The scope of the assistance is essential, but the war is not going to end tomorrow and its consequences will need to be mitigated for many more years to come, said Ms Stefanishnya. We need more military and more financial support as well as more investments into Ukraine. I want to convey the sense of urgency. Additional funds must be mobilised to support the budget – EUR 8 billion for microfinancial assistance is lifesaving support for us to withstand until the end of the year.
The conference heard messages from all three EESC groups, representing Europe's employers, trade unions and civil society organisations of various interests.
The president of the Employers' Group, Stefano Mallia, stressed the importance of helping Ukrainian SMEs. There is a need for targeted support on a number of actions, such as for access to finance.
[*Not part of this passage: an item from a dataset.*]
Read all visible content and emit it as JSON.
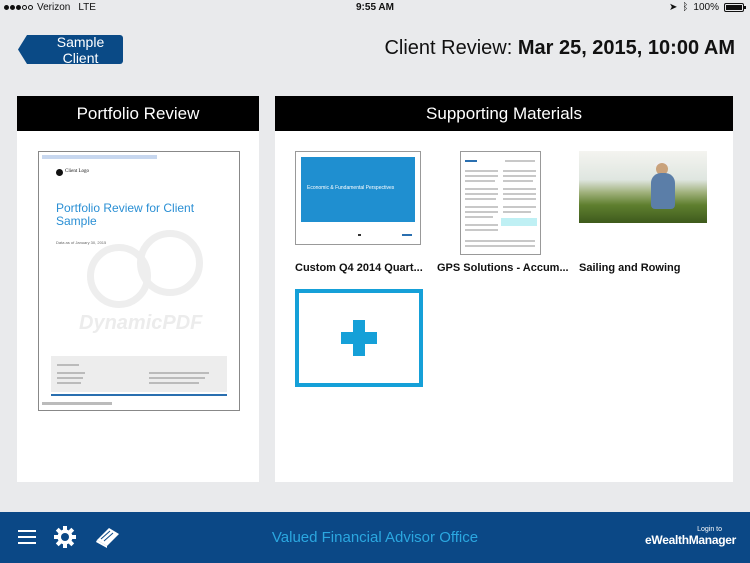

SMEs are a vital part of Ukrainian economy and society; we need to keep them alive so that they can drive the post-war reconstruction.
The president of the Workers' Group, Oliver Röpke, warned against labour law deregulation in Ukraine, which could deprive millions of workers of basic social rights. Ukraine will need unity for its national reconstruction process, in which the full involvement of civil society and social partners will be key. In order not to put that unity at risk, there should be a clear commitment to social and labour rights in Ukraine.
Speaking on behalf of the Civil Society Organisations' Group, Lidija Pavić-Rogošić said: It is not enough to rebuild all material assets and central infrastructure. We must ensure that reconstruction does not create new inequalities and that it tackles existing and persistent ones. Community cohesion passes through equality of opportunity for all.
More on the Conference
The conference featured three panels which discussed various aspects of aid for Ukraine. The first debate gave an overview of the work done so far by civil society organisations providing immediate support for refugees on their arrival and helping with their integration.
The second panel focused on displaced people and the role of Ukrainian civil society in ensuring that their country continues to function in the face of the crisis. Speakers included representatives from Ukrainian employers' associations, trade unions and local authorities who gave testimonies of their work on the ground.
The final panel explored how EU civil society can help and support Ukraine's recovery in accordance with EU values and norms, such as the rule of law, democracy and transparency, in particular from the perspective of a EU candidate state.
Concluding the conference, the president of the EESC Section for Employment, Social Affairs and Citizenship, Laurențiu Plosceanu, said: We need to act in a converged manner and become game changers. Our mission is to rebuild infrastructure, but also lives, hopes and values.